Short Story Collections from local authors
Happy New Year!
In the dark January days after the excitement and fuss of the seasonal festivities may I prescribe Short Stories. When I find that my concentration is not at its max I like to dip in and out of a Collection of Short Stories. Here are three which I read last year which may appeal to you – all from local authors.
On my commute to work recently it just struck me what a brilliant marketing tool it was by local author Bernie McGill @berniemcgill to call her new book of Short Stories This Train is For. Now every time I travel by train I am reminded of the book and the stories which each have a particular appeal of their own featuring journeys both physical and internal. Her delicate turn of phrase and light wit add to the enjoyment with observations from the origin of place names to the popular skill of a local priest who can say mass in just 20 minutes. I was fascinated to learn that the stories had their birth on the train to the North Coast when Bernie was travelling up and down to Belfast regularly and are actually great for travel, filling in the time perfectly from stop to stop.

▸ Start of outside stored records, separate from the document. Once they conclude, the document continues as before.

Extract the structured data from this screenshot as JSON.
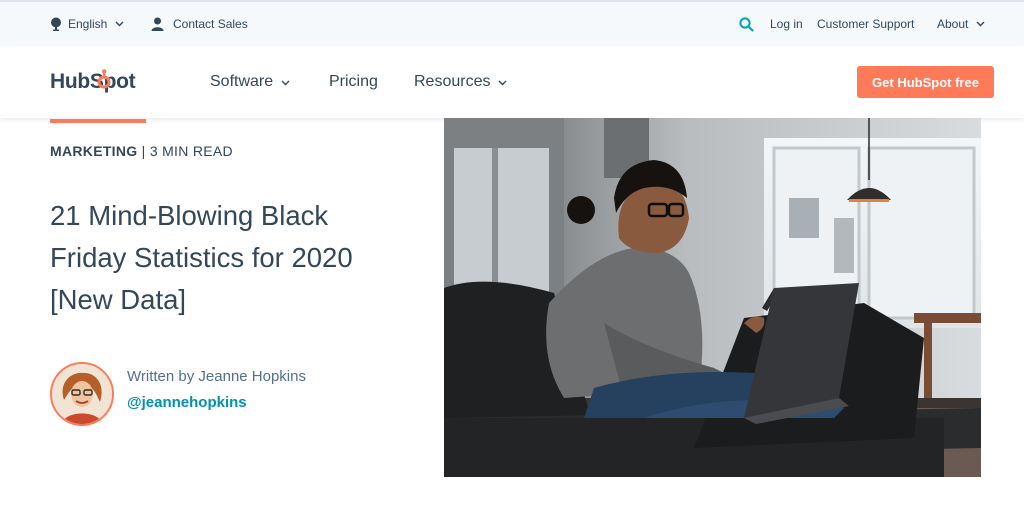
{
  "utility": {
    "language_label": "English",
    "contact_sales_label": "Contact Sales",
    "login_label": "Log in",
    "support_label": "Customer Support",
    "about_label": "About"
  },
  "nav": {
    "logo_text": "HubSpot",
    "software_label": "Software",
    "pricing_label": "Pricing",
    "resources_label": "Resources",
    "cta_label": "Get HubSpot free"
  },
  "article": {
    "category": "MARKETING",
    "separator": " | ",
    "read_time": "3 MIN READ",
    "title": "21 Mind-Blowing Black Friday Statistics for 2020 [New Data]",
    "author_prefix": "Written by Jeanne Hopkins",
    "author_handle": "@jeannehopkins"
  },
  "colors": {
    "brand_orange": "#ff7a59",
    "text_dark": "#33475b",
    "link_teal": "#0091ae",
    "utility_bg": "#f6f9fc"
  },
  "icons": [
    "globe-icon",
    "person-icon",
    "search-icon",
    "chevron-down-icon",
    "sprocket-icon"
  ]
}
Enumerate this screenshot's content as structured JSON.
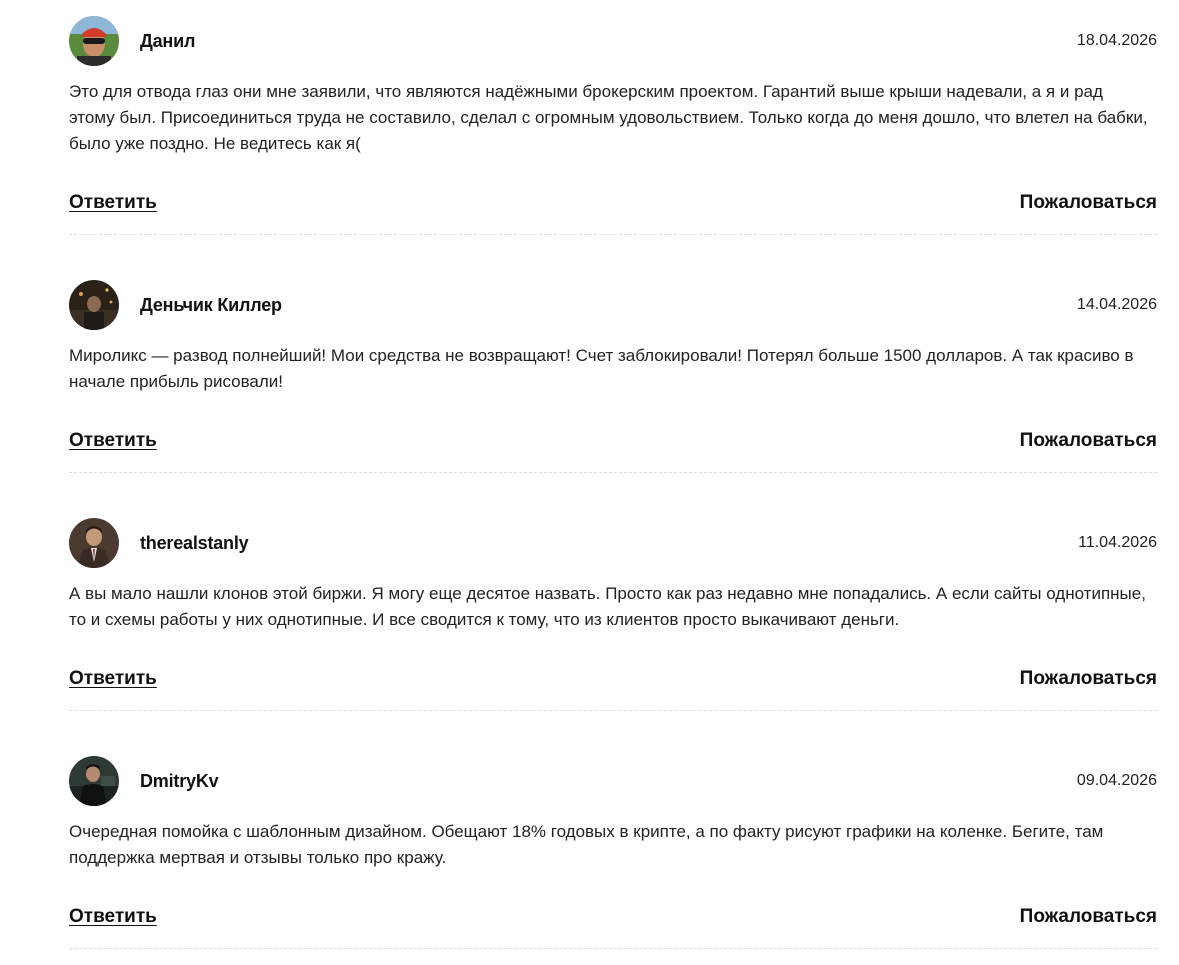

Request This Train is For -Bernie McGill here This train is for (Libraries NI Catalogue)
Following on in the theme of journeys, Stuart Neville’s recent collection of short stories The Traveller is another example of honed skill in the art of story telling with a wide variety of themes ranging from the ghostly, verging on horror stories, to The Queen of the Hill set around the season of Christmas, to the story of a little boy waiting for the return of his mother, to the awful fate of someone threatening to steal a beloved guitar. Knowing how passionate Stuart is about guitars – both playing them and recently even making his own, I can appreciate how heartfelt this particular story is to him.
I love the introduction to the collection where he takes the time to explain how each of the 13 stories came about and putting them in context. For those familiar with his novels there is the added treat of the reappearance of some of his well known characters as he ties up loose ends in the second half which he entitles Old Friends, ending with the bonus of a novella which has loaned its title to the whole book. The Traveller is well worth a read as are his previous full length novels – in particular his recent stand alone thriller The House of Ashes. @stuartneville
Wendy Erskine’s new collection ‘Dance Move’ has been widely acclaimed, combining strong characterisation with emotional flights of fancy. Mostly based in and around Belfast and largely featuring families, specially life with teenagers. There is a strong sense of place and purpose in the stories, peppered with dialogue and coloured with relateable observations. Her characters are taken from all walks of life, from Roberta a hotel cleaner to Mrs Dallesandro, a wealthy middle aged wife and many indulge in the ‘what ifs’ of a life not lived, unrealised potential or trips down memory lane. There is a colourful energy in the writing which emanates from the pages and keeps us reading through each story. Wendy is a teacher in a school in Belfast as well as a writer – I wonder if her pupils are aware of her fledgling new career which seems to be going from strength to strength.